Thank you to all who made this such a thrilling storm to track and forecast. A shoutout goes to Mr. Winterman16 in Carroll County, MD for calling a major snow event 1st week of March, when everyone else was in spring-a-ling mode, attaboy dude! Now get some sleep and go make mongo money tomorrow shoveling! See you all at 5:30. Oh, and one more thing for my fellow powderhounds (uneasy or not): It's snowing. Are you happy now? ;-)
BIG KAHUNA SYNOPSIS: SUN MAR 1 - 6:45 PM THE I-95 SPECIAL IS HERE, BABY! The Mid-Atlantic's potentially biggest snowstorm since February 11, 2006 is set to impact our region over the next 36 hours. As outlined in the Winter Storm Warnings across the Northeast, a developing coastal storm along the southeast could deliver up to 10 inches of snow in parts of eastern Maryland bordering the Chesapeake Bay. Amounts over 10 inches may occur in the southern Appalachian mountains as well as from Delmarva north and east to New England. With the heaviest snow likely to occur Sunday night into Monday morning, school closings will be widespread from southwestern and central Virginia to DC, along the I-95 corridor including the Baltimore and Philadelphia metro regions. If 8 or more inches accumulate as measured at the Fallston, MD reporting station, then closings/delays will persist into Tuesday.

March Madness 3-1-09 NAM

STORM IMPACTS AND TIMING as of 7:00 AM 3/1/09 Based on interpretation of the 00Z NAM 3-hour precip projections, viewed in this loop. This timing outline is for the region bordered to the north by US-30 in southcentral PA, along I-81 to Front Royal, VA, east on Route 66 to Washington, and north on I-95 to Elkton, MD. For simplicity, here is a google map representation of this region.
OVERNIGHT: Light snow and sleet has overspread the region, accumulated around 1/2".
SUNDAY: Snow and sleet will taper off and possibly stop altogether by noon as the secondary system deepens while moving along the Carolina coast. During daytime hours, sun angle and warm surfaces will permit roads to remain wet and limit accumulation on grass to less than 1" of snow/sleet. Once influence of sun's rays wanes after 3 PM, surfaces will begin to chill.

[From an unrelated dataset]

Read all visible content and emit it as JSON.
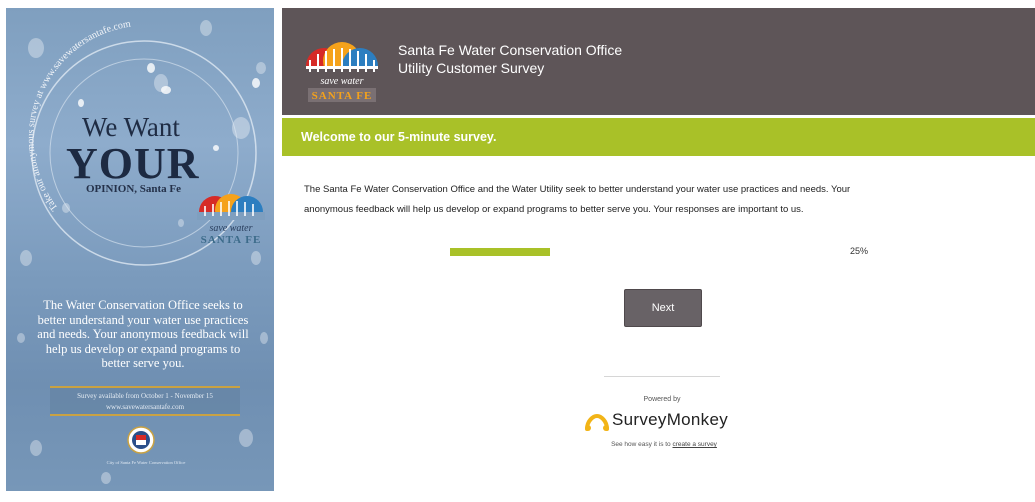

SUNDAY NIGHT: The heaviest snow will occur overnight to sunrise, with rates near 2 inches an hour at times along the I-95 corridor.
MONDAY MORNING: From Cecil County south to Anne Arundel County as well as DelMarVa, the possibility of "banding" on backside of the departing low's precipitation shield may raise initial totals of 6" by Monday morning to 8" or higher. Areas likely to receive highest accumulation will be along the I-95 corridor. Counties north and west of the major cities, such as Carroll, Frederick, Washington, Loudon should see less than 5 inches total.
ACCOUNTABILITY STATEMENT: Details of this preliminary snow/timing forecast will be revised until approximately 5:00 PM Sunday, at which time the "storm grade accumulations" are issued and left unchanged until end of the storm. Now all we have to do is what Peter Pan said in the headline.